“Even though the goals are global, and they are obviously very ambitious and comprehensive, they are also applicable to the local context,” she said.
Placing your organisation’s own goals within the global context can also help you to connect with other groups working towards similar outcomes, said SmartyGrants managed services manager Alex McMillan.
“The idea and the design of that is to facilitate conversations between organisations that are working towards complementary goals,” she said.
“Organisations can get really in the weeds of what they're doing, but it’s important to lift that skywards, look outwards and connect with others. It’s a great example of what the SDGs can provide a community of people, and I think that that is very, very relevant for funders in Australia,” she said.

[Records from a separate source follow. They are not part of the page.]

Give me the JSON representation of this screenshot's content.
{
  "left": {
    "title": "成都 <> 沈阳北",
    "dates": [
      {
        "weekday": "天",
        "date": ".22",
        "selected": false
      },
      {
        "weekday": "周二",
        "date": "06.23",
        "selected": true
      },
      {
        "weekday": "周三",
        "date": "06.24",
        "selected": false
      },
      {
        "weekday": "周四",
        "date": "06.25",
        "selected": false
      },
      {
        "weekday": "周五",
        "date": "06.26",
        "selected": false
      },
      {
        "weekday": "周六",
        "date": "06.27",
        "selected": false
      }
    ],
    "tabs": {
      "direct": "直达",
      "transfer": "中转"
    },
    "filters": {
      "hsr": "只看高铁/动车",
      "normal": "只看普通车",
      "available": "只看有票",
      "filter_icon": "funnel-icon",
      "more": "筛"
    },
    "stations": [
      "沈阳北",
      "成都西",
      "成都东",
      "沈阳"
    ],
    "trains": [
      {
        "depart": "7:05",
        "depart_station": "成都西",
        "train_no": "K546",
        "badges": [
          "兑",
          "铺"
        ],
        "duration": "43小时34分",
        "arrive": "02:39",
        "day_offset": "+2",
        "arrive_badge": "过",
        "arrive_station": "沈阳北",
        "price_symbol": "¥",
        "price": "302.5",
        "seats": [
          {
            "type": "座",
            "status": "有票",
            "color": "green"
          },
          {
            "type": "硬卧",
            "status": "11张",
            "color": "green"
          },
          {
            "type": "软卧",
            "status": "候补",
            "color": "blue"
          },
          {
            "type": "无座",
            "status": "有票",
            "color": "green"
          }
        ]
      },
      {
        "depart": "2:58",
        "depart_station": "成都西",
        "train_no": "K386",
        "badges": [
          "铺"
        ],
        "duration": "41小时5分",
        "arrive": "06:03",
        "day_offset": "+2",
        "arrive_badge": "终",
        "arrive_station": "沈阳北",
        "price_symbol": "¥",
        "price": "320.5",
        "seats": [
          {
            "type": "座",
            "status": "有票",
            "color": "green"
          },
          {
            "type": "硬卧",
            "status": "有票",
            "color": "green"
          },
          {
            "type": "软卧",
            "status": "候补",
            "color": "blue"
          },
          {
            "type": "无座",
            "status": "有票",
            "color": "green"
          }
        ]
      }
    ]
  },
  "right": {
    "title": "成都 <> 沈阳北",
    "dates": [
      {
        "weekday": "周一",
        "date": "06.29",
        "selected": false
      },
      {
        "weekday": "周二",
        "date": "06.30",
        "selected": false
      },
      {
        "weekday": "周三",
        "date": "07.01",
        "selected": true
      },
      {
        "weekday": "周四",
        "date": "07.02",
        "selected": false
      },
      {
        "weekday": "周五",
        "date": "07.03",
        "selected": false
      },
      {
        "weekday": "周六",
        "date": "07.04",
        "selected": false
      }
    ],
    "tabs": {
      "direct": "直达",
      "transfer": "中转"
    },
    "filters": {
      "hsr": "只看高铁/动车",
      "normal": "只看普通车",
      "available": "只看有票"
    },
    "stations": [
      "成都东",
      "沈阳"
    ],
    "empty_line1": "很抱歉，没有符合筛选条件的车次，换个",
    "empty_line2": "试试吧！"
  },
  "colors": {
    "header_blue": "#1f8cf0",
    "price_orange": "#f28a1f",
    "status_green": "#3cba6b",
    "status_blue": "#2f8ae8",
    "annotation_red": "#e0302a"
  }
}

Ms Riley echoed that sentiment, saying, “The SDGs gives an overview of many, many issues, and then the importance of understanding where funding is going helps us understand whether we are funding what's needed.”
The study used the powerful social sector dictionary CLASSIE (developed by the Innovation Lab and SmartyGrants) to define subjects and beneficiaries, providing a detailed breakdown of who benefitted from the spending on each sustainable development goal.
Dr Oliva-Altamirano said the report was “designed to show grantmakers the overlap between SDGs, subject areas and beneficiaries” and to encourage them to “measure and target specific SDGs in their funding according to their theory of change”.
The analysis also highlighted some of the challenges of applying the SDG measures in an Australian context.
The SDG goals have an overarching aim of ending poverty, helping the world’s population lead prosperous and peaceful lives, and protecting the planet; but this doesn’t always translate to Australian funding priorities, partly because SDGs tend to focus on the needs of low-income nations, rather than wealthy countries such as Australia.
As a result, the analysis showed a significant gap between the globally recognised SDGs and the priorities of the Australian social sector.
Much of the spending on the visual arts, humanities, community celebrations and sport in Australia, for instance, isn’t captured by SDG goals, but instead relates to “higher order goals” that promote culture, self-esteem, creativity and knowledge.
The Innovation Lab study also summarised significant work by philanthropic groups and academics in Australia and overseas who are examining spending and policies that affect social development goals.
Dr Oliva-Altamirao said the value of the study would itself be measured by the impact it had on grantmaking processes in Australia.
The study is the latest report in the Innovation Lab’s Future of Funding series, which analyses funding by Australian grantmakers who use the SmartyGrants platform.